With COP, I know what the top 3 scores are to date. With wedgie data, it tells me what it needed for the next skater to overtake the lead. Even on TV here in Canada, we are told what kind of score is needed. We have also been fortunate to be told what kind of scores are considered good, excellent, outstanding in both short and free in all disciplines. I guess having commentators who have knowledge of these kinds of things and realize that their audience would benefit from it is a bonus - at least to those of us who like COP -- even if I think it still needs tweaking.
Crazy about sports!
Carolina Kostner receives so much chastising and insults for omitting the 3Lutz, yet it seems okay at large by many that Mirai Nagasu omits the 3flip and 3Salchow, that Yu-Na Kim omits the 3loop, that Miki Ando omits the 3flip, that Alissa Czisny omits the 3Salchow, that Mao Asada omitted the 3Lutz and 3Salchow for multiple seasons, that Ksenia Makarova omits the 3Lutz, that Cynthia Phaneuf omits the 3flip, and so on and so forth. I guess I just don't get the double standard.
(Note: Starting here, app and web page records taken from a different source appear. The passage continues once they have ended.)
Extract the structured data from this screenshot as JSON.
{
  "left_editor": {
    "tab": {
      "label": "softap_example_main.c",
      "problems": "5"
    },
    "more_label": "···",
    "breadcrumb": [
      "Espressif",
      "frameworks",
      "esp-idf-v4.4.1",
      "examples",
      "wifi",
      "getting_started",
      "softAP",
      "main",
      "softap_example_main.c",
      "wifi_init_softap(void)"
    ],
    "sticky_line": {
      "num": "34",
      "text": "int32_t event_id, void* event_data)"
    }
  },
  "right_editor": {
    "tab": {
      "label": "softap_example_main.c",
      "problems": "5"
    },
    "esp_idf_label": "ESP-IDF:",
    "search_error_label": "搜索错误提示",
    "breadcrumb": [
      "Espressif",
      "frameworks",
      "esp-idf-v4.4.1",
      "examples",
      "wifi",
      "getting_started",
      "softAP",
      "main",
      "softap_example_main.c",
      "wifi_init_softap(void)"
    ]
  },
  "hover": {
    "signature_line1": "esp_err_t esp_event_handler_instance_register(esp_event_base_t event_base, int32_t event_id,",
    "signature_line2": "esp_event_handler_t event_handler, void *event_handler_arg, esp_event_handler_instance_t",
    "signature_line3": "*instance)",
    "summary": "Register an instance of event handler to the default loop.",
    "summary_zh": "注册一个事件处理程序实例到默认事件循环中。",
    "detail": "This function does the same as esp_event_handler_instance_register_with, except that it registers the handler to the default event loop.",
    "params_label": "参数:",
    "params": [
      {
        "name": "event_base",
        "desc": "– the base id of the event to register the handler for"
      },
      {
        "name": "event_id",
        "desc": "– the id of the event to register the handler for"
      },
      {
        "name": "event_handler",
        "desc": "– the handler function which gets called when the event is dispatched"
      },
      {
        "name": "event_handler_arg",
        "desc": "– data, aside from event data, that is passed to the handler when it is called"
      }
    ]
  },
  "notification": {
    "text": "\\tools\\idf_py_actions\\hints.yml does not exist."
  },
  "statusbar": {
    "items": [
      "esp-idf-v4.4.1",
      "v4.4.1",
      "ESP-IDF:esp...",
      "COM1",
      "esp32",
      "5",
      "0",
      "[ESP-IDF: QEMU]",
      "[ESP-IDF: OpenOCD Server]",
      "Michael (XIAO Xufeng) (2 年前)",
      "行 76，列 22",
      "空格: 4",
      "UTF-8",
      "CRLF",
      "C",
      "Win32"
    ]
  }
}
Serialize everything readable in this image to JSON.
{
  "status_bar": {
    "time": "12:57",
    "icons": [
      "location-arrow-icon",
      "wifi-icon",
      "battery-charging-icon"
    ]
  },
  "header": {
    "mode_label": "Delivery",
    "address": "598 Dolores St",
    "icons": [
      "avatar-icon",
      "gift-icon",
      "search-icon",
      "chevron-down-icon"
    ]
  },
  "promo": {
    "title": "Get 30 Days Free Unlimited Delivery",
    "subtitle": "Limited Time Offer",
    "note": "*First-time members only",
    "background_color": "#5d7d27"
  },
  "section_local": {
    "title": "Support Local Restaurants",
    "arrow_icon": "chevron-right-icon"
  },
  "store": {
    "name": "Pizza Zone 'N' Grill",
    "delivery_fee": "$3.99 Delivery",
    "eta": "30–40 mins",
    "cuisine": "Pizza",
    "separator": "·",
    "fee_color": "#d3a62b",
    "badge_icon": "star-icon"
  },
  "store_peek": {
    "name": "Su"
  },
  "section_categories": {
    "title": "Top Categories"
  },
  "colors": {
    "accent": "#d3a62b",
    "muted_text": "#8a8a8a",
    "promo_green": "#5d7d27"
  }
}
Last edited by museksk8r; 11-25-2011 at 06:46 PM.
I actually do miss wringing my hands and having trouble swallowing waiting to see if kristi could land that darn 3sal or if Kwan could do the loop, etc...
And it is frustrating when caro leaves out her 3z and then still manages to botch the 3f, which is neither repeated nor in combo
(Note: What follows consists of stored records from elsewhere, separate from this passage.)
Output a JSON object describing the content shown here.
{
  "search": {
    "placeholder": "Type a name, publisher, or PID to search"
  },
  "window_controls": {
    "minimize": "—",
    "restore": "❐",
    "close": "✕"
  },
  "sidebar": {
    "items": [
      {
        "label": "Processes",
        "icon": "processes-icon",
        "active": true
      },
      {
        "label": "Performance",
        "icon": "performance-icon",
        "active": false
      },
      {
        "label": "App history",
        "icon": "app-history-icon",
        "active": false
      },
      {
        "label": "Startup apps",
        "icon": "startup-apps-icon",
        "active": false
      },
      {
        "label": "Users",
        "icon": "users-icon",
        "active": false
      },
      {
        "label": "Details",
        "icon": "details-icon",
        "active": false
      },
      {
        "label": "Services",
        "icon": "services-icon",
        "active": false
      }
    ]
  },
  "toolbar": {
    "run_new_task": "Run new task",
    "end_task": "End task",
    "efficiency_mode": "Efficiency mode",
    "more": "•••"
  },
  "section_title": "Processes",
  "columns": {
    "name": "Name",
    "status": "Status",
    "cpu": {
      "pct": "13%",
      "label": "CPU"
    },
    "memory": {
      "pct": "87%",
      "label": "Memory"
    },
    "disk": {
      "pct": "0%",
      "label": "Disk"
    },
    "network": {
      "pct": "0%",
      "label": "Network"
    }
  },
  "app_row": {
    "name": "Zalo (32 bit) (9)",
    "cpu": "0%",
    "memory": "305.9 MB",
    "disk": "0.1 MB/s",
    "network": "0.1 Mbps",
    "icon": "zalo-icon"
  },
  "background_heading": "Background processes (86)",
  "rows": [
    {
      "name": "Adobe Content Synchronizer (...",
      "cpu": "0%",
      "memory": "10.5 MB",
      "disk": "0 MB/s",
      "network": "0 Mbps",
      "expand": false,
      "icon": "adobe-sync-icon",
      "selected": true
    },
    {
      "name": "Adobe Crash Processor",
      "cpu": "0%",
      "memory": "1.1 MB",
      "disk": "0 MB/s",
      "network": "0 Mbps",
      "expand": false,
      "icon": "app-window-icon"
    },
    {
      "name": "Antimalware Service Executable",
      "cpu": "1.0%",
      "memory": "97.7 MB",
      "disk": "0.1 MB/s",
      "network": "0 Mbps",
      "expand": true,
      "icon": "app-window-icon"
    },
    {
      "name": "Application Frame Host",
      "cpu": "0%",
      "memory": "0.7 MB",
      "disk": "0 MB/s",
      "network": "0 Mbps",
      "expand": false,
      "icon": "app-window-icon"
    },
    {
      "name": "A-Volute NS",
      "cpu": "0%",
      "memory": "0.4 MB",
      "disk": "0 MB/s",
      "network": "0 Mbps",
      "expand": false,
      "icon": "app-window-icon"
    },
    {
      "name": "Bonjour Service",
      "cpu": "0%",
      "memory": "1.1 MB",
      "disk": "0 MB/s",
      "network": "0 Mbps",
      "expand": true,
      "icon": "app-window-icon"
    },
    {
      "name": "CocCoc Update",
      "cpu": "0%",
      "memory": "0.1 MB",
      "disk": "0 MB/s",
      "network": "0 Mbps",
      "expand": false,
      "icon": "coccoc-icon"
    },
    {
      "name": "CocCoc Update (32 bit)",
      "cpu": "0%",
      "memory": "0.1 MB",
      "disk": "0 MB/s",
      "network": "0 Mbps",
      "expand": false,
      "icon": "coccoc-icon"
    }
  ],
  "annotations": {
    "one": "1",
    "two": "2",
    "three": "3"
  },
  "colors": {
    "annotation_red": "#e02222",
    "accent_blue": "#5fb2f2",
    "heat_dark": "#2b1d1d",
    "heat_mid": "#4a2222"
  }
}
You know I lurves ya. However, I do believe you're talking nonsense.
This is what we used to get under 6.0: http://www.youtube.com/watch?v=xj_S_QhT8fk
This is what we get now: http://www.youtube.com/watch?v=slgu2...eature=related
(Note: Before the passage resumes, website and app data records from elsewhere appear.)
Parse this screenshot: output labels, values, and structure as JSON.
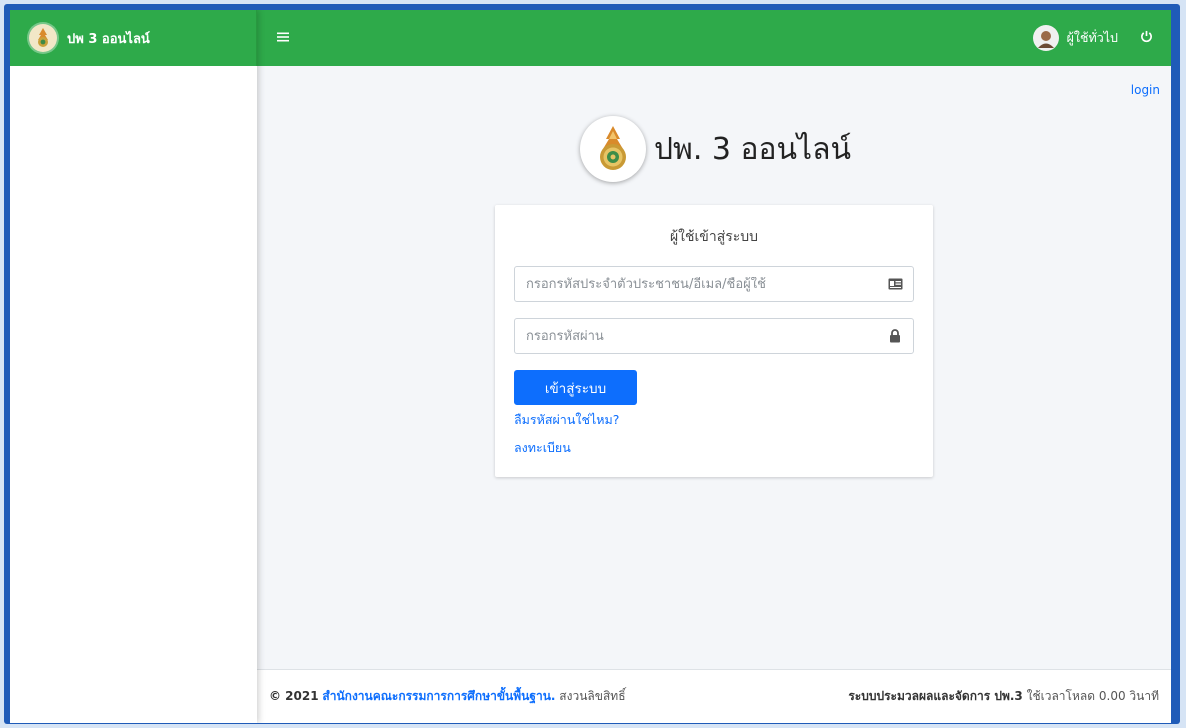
{
  "brand": {
    "title": "ปพ 3 ออนไลน์"
  },
  "navbar": {
    "menu_icon": "hamburger-icon",
    "user_label": "ผู้ใช้ทั่วไป",
    "power_icon": "power-icon"
  },
  "content": {
    "login_link": "login",
    "page_title": "ปพ. 3 ออนไลน์",
    "card": {
      "title": "ผู้ใช้เข้าสู่ระบบ",
      "username_placeholder": "กรอกรหัสประจำตัวประชาชน/อีเมล/ชื่อผู้ใช้",
      "username_value": "",
      "password_placeholder": "กรอกรหัสผ่าน",
      "password_value": "",
      "submit_label": "เข้าสู่ระบบ",
      "forgot_link": "ลืมรหัสผ่านใช่ไหม?",
      "register_link": "ลงทะเบียน"
    }
  },
  "footer": {
    "copyright": "© 2021",
    "org_link": "สำนักงานคณะกรรมการการศึกษาขั้นพื้นฐาน.",
    "rights": " สงวนลิขสิทธิ์",
    "system_name": "ระบบประมวลผลและจัดการ ปพ.3",
    "load_time": " ใช้เวลาโหลด 0.00 วินาที"
  },
  "colors": {
    "primary_green": "#2eaa4a",
    "accent_blue": "#0d6efd",
    "frame_blue": "#1f5bb8"
  }
}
I know which I prefer.
Unfair! Under 6.0, it was possible to skate exquisitely and musically to elevator music:
"The team doesn't get automatic capacity because management is mad" -- Greg Smith, agile guy
Also was it fair to skaters to try and sum up their performances under just two marks? At least skaters get credit now whereas 6.0 was all about deductions. And it is a hell of lot more transparent than what it used to be.
If anything IJS has pushed skaters to become more well balanced and pay attention to everything, not just be the best jumper which is what 6.0 encouraged.
When you are up to your arse in alligators it is difficult to remember you were only meant to be draining the swamp.
In the short program there were mandatory deductions for various kinds of errors, similar to the negative GOEs now.
In both short and long programs there were deductions for rule violations (e.g., illegal moves, illegal music, illegal costume, running over or under the time allowance, repeating too many triple jumps in the LP or repeating the same triple without a combination).
But those deductions were not subtracted from a perfect 6.0, except for the very very best skaters in the world at the time who would have been worthy of 6.0 if not for those SP errors or rule violations.
For the vast majority of skaters, the judges had to come up with a base mark that essentially represented in their minds "How good was this performance, on a scale of 0 to 6 where 0 is not skated, 3 is mediocre, 4 is good, 5 is very good, and 6 is perfect and flawless?"
Then if they decided for each program that this skating overall, taking into account the basic skating and the difficulty of the elements and the success or failure thereof, was about halfway between good and very good, they could score 4.5 for technical merit. And if they thought it was better than that in presentation they'd give a tenth or a couple tenths more than 4.5 for the second mark, vice versa if they thought the presentation was not as good.
Then they would take deductions if any deductions were warranted. In short programs, some usually were. In long programs, only rarely.
But the skaters and the spectators never knew exactly which aspects of the skating each judge or the judges as a group considered in setting their base marks and which they ignored, and they didn't know exactly which deductions were taken. (Maybe some of the rule violation deductions like time deductions or illegal element deductions taken by the referee were publicized?)